◆ **YOUR GOAL**
Return the records verbatim.

******************************

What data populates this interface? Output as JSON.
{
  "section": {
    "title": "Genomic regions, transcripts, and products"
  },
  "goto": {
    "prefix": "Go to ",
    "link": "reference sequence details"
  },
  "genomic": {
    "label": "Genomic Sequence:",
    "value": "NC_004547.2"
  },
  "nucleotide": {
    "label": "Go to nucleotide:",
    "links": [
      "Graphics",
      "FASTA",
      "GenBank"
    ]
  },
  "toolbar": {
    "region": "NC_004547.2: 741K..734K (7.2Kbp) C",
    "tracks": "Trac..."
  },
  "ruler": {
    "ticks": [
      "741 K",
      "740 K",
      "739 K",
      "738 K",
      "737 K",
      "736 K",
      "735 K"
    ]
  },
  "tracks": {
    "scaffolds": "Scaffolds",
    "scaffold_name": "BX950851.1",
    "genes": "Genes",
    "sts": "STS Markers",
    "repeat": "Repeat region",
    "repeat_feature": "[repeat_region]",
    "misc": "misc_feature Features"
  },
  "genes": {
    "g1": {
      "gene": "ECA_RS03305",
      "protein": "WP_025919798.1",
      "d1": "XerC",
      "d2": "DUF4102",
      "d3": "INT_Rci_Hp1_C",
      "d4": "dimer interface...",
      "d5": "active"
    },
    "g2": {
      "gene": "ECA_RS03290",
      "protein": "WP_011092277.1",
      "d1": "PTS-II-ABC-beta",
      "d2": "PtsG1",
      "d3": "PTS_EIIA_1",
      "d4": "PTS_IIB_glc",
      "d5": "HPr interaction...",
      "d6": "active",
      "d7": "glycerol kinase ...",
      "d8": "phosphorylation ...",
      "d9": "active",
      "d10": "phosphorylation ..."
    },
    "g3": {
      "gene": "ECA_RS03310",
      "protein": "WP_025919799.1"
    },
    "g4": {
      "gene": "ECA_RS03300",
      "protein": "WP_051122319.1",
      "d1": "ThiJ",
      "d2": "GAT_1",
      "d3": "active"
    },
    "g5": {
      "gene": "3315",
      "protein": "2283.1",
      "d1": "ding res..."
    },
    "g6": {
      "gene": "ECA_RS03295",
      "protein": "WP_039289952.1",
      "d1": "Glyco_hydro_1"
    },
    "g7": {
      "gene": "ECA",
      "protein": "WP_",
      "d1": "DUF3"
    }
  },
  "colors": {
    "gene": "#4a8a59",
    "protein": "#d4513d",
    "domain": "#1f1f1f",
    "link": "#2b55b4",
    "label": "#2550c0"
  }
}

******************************

◆ **SOLUTION FOR THIS TASK**
What data populates this interface? Output as JSON.
{
  "section": {
    "title": "Genomic regions, transcripts, and products"
  },
  "goto": {
    "prefix": "Go to ",
    "link": "reference sequence details"
  },
  "genomic": {
    "label": "Genomic Sequence:",
    "value": "NC_004547.2"
  },
  "nucleotide": {
    "label": "Go to nucleotide:",
    "links": [
      "Graphics",
      "FASTA",
      "GenBank"
    ]
  },
  "toolbar": {
    "region": "NC_004547.2: 741K..734K (7.2Kbp) C",
    "tracks": "Trac..."
  },
  "ruler": {
    "ticks": [
      "741 K",
      "740 K",
      "739 K",
      "738 K",
      "737 K",
      "736 K",
      "735 K"
    ]
  },
  "tracks": {
    "scaffolds": "Scaffolds",
    "scaffold_name": "BX950851.1",
    "genes": "Genes",
    "sts": "STS Markers",
    "repeat": "Repeat region",
    "repeat_feature": "[repeat_region]",
    "misc": "misc_feature Features"
  },
  "genes": {
    "g1": {
      "gene": "ECA_RS03305",
      "protein": "WP_025919798.1",
      "d1": "XerC",
      "d2": "DUF4102",
      "d3": "INT_Rci_Hp1_C",
      "d4": "dimer interface...",
      "d5": "active"
    },
    "g2": {
      "gene": "ECA_RS03290",
      "protein": "WP_011092277.1",
      "d1": "PTS-II-ABC-beta",
      "d2": "PtsG1",
      "d3": "PTS_EIIA_1",
      "d4": "PTS_IIB_glc",
      "d5": "HPr interaction...",
      "d6": "active",
      "d7": "glycerol kinase ...",
      "d8": "phosphorylation ...",
      "d9": "active",
      "d10": "phosphorylation ..."
    },
    "g3": {
      "gene": "ECA_RS03310",
      "protein": "WP_025919799.1"
    },
    "g4": {
      "gene": "ECA_RS03300",
      "protein": "WP_051122319.1",
      "d1": "ThiJ",
      "d2": "GAT_1",
      "d3": "active"
    },
    "g5": {
      "gene": "3315",
      "protein": "2283.1",
      "d1": "ding res..."
    },
    "g6": {
      "gene": "ECA_RS03295",
      "protein": "WP_039289952.1",
      "d1": "Glyco_hydro_1"
    },
    "g7": {
      "gene": "ECA",
      "protein": "WP_",
      "d1": "DUF3"
    }
  },
  "colors": {
    "gene": "#4a8a59",
    "protein": "#d4513d",
    "domain": "#1f1f1f",
    "link": "#2b55b4",
    "label": "#2550c0"
  }
}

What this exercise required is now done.